During the prohibition of alcohol (1920-1933), drinking didn’t stop and there were tremendous downsides to relying on the criminal justice system to control alcohol. Supply was in the hands of criminals, and any dealer prosecuted was simply replaced by another. Remember Al Capone? And gangs fighting over turf? There was no quality control, and hundreds of people died of drinking adulterated alcohol.
The day Prohibition was repealed, state alcohol control commissions could regulate purity, require labeling, license distributors and sellers, and enact and enforce penalties for selling to minors. Beer distributors with contract disputes filed cases in court instead of shooting each other. When was the last time Bud Light and Coors Light engaged in a shootout over store shelf space?

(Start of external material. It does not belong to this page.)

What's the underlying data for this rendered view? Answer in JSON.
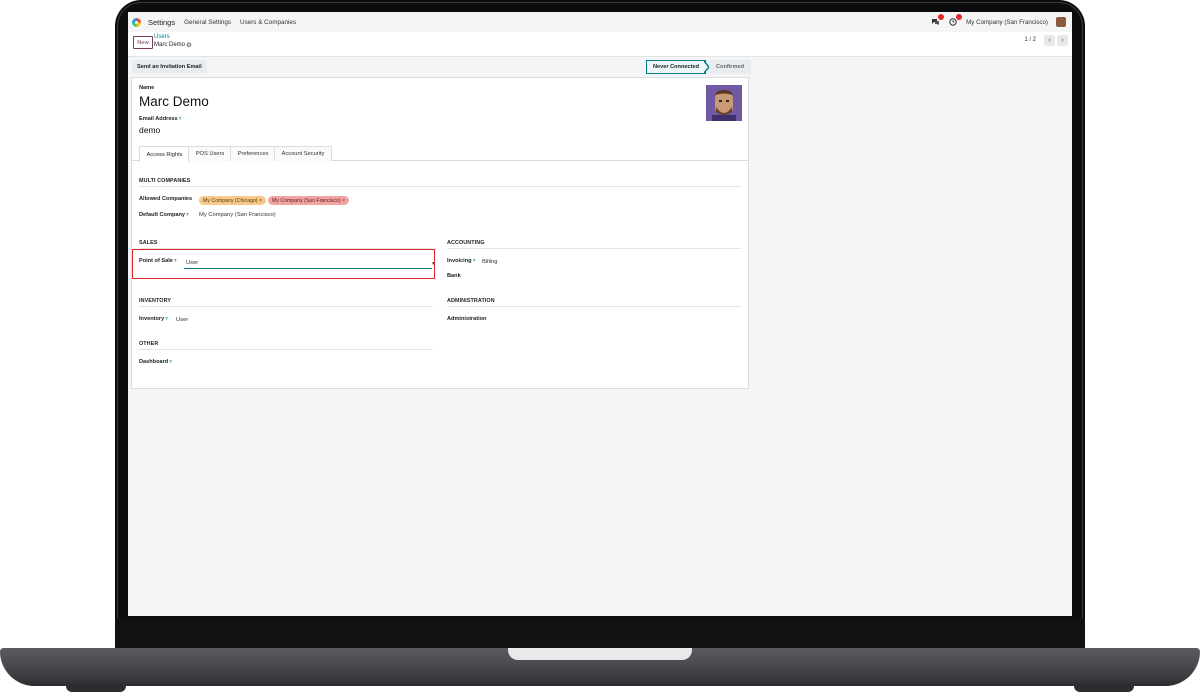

Facts back up Fryklund's thesis.
In Colorado, which legalized marijuana in 2012, tightly regulating and taxing its sale, marijuana use among teens is down. Decriminalization of marijuana doesn't lead to increased use or changed beliefs among youth. Legalization of medical marijuana doesn't increase use among adolescents. A group of teens interviewed by the Oregonian agreed that legalization would not increase use among youth.
As the opinion piece says, currently drug cartels and other black market sellers of marijuana control how it is distributed in Oregon. Contrast this with how marijuana would be regulated if Measure 91 passes: by the Oregon Liquor Control Commission.
At a recent Salem City Club debate about Measure 91, Congressman Earl Blumenauer noted that it is easier for a 13 year old girl to get marijuana than a six pack of beer. Why? Because the sale of beer to minors is tightly regulated in this state, and the sale of marijuana isn't.
Oregonians who care about reducing marijuana use among teens should vote for Measure 91. Otherwise, as Fryklund says, responsible adults won't be charge of controlling the availability of marijuana to youth.
Drug cartels will.